▶ _SOURCE MATERIAL_
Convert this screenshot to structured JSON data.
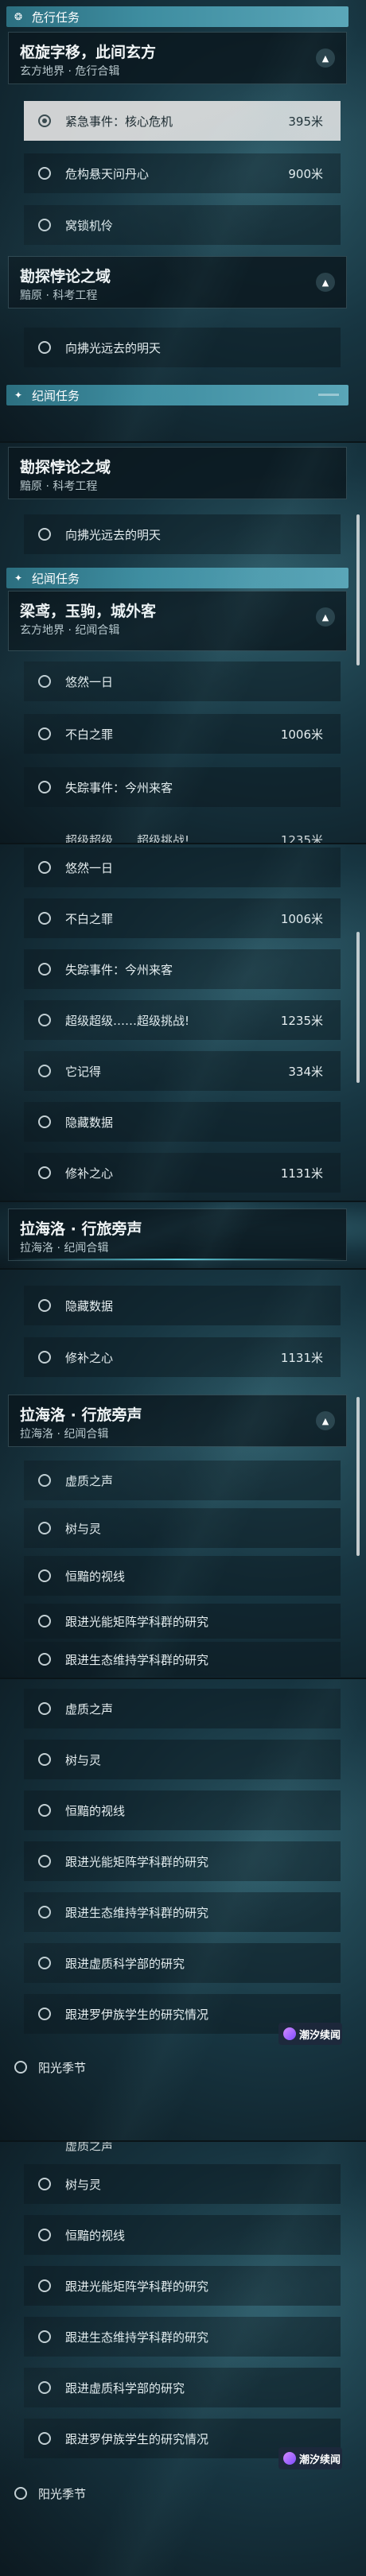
{
  "sections": {
    "danger": {
      "label": "危行任务"
    },
    "chronicle": {
      "label": "纪闻任务"
    }
  },
  "quests": {
    "xuanfang": {
      "title": "枢旋字移，此间玄方",
      "sub": "玄方地界 · 危行合辑",
      "toggle": "▲"
    },
    "tanta": {
      "title": "勘探悖论之域",
      "sub": "黯原 · 科考工程",
      "toggle": "▲"
    },
    "liangyuan": {
      "title": "梁鸢，玉驹，城外客",
      "sub": "玄方地界 · 纪闻合辑",
      "toggle": "▲"
    },
    "lahailuo": {
      "title": "拉海洛 · 行旅旁声",
      "sub": "拉海洛 · 纪闻合辑",
      "toggle": "▲"
    }
  },
  "items": {
    "emergency": {
      "label": "紧急事件：核心危机",
      "dist": "395米"
    },
    "danger2": {
      "label": "危构悬天问丹心",
      "dist": "900米"
    },
    "hidden": {
      "label": "窝锁机伶"
    },
    "light": {
      "label": "向拂光远去的明天"
    },
    "day": {
      "label": "悠然一日"
    },
    "sin": {
      "label": "不白之罪",
      "dist": "1006米"
    },
    "missing": {
      "label": "失踪事件：今州来客"
    },
    "challenge": {
      "label": "超级超级……超级挑战!",
      "dist": "1235米"
    },
    "remember": {
      "label": "它记得",
      "dist": "334米"
    },
    "hiddendata": {
      "label": "隐藏数据"
    },
    "heart": {
      "label": "修补之心",
      "dist": "1131米"
    },
    "voice": {
      "label": "虚质之声"
    },
    "tree": {
      "label": "树与灵"
    },
    "eternal": {
      "label": "恒黯的视线"
    },
    "research1": {
      "label": "跟进光能矩阵学科群的研究"
    },
    "research2": {
      "label": "跟进生态维持学科群的研究"
    },
    "research3": {
      "label": "跟进虚质科学部的研究"
    },
    "research4": {
      "label": "跟进罗伊族学生的研究情况"
    },
    "season": {
      "label": "阳光季节"
    }
  },
  "badge": {
    "text": "潮汐续闻"
  },
  "colors": {
    "accent": "#3e8da0",
    "active_row": "#e1e1e1",
    "scroll": "#f0f0f0"
  }
}
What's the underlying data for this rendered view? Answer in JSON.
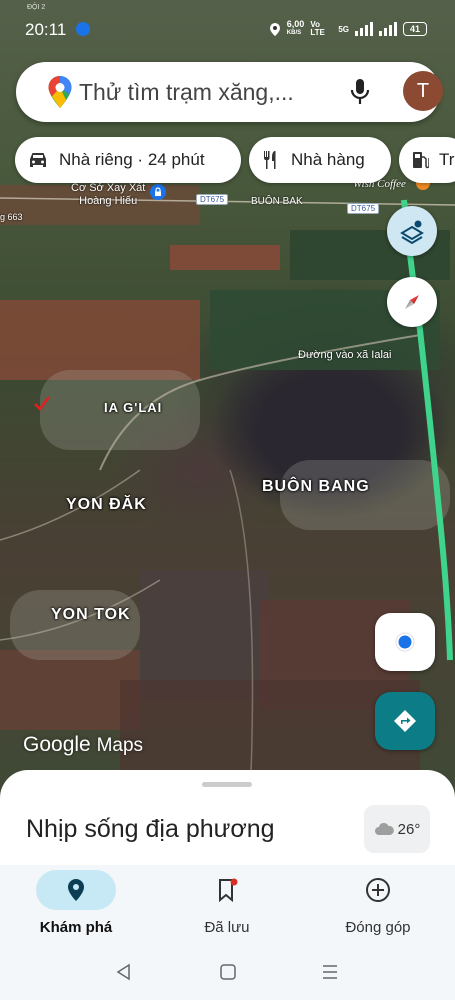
{
  "status_bar": {
    "carrier_sub": "ĐỘI 2",
    "time": "20:11",
    "speed_value": "6,00",
    "speed_unit": "KB/S",
    "volte": "Vo LTE",
    "net_5g": "5G",
    "battery": "41"
  },
  "search": {
    "placeholder": "Thử tìm trạm xăng,...",
    "avatar_letter": "T"
  },
  "chips": [
    {
      "label": "Nhà riêng · 24 phút",
      "icon": "car-icon"
    },
    {
      "label": "Nhà hàng",
      "icon": "fork-knife-icon"
    },
    {
      "label": "Tr",
      "icon": "gas-station-icon"
    }
  ],
  "map": {
    "places": {
      "rice_mill": "Cơ Sở Xay Xát\nHoàng Hiếu",
      "wish_coffee": "Wish Coffee",
      "buon_bak": "BUÔN BAK",
      "road_663": "g 663",
      "road_dt675_a": "DT675",
      "road_dt675_b": "DT675",
      "road_ialai": "Đường vào xã Ialai",
      "ia_glai": "IA G'LAI",
      "buon_bang": "BUÔN BANG",
      "yon_dak": "YON ĐĂK",
      "yon_tok": "YON TOK"
    },
    "attribution_google": "Google",
    "attribution_maps": "Maps"
  },
  "sheet": {
    "title": "Nhịp sống địa phương",
    "temperature": "26°"
  },
  "nav": {
    "items": [
      {
        "label": "Khám phá",
        "active": true
      },
      {
        "label": "Đã lưu",
        "active": false
      },
      {
        "label": "Đóng góp",
        "active": false
      }
    ]
  },
  "colors": {
    "accent_teal": "#0c7d86",
    "nav_active": "#c6e9f5",
    "route_green": "#3fd48c"
  }
}
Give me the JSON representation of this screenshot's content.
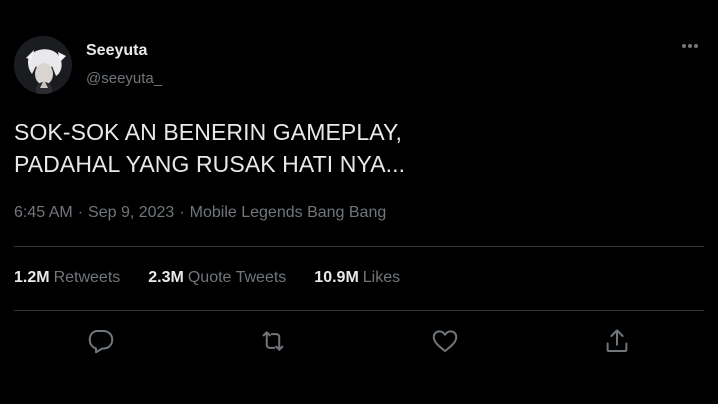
{
  "user": {
    "display_name": "Seeyuta",
    "handle": "@seeyuta_"
  },
  "tweet": {
    "text_lines": [
      "SOK-SOK AN BENERIN GAMEPLAY,",
      "PADAHAL YANG RUSAK HATI NYA..."
    ],
    "time": "6:45 AM",
    "date": "Sep 9, 2023",
    "source": "Mobile Legends Bang Bang",
    "separator": "·"
  },
  "stats": [
    {
      "value": "1.2M",
      "label": "Retweets"
    },
    {
      "value": "2.3M",
      "label": "Quote Tweets"
    },
    {
      "value": "10.9M",
      "label": "Likes"
    }
  ],
  "actions": {
    "reply_icon": "reply-icon",
    "retweet_icon": "retweet-icon",
    "like_icon": "heart-icon",
    "share_icon": "share-icon"
  },
  "colors": {
    "background": "#000000",
    "text_primary": "#e7e9ea",
    "text_secondary": "#71767b",
    "divider": "#2f3336"
  }
}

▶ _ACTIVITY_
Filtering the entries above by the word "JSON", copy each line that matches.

▶ _ANSWER SECTION_
Convert this screenshot to structured JSON data.
What's the underlying data for this rendered view? Answer in JSON.
Give me the JSON representation of this screenshot's content.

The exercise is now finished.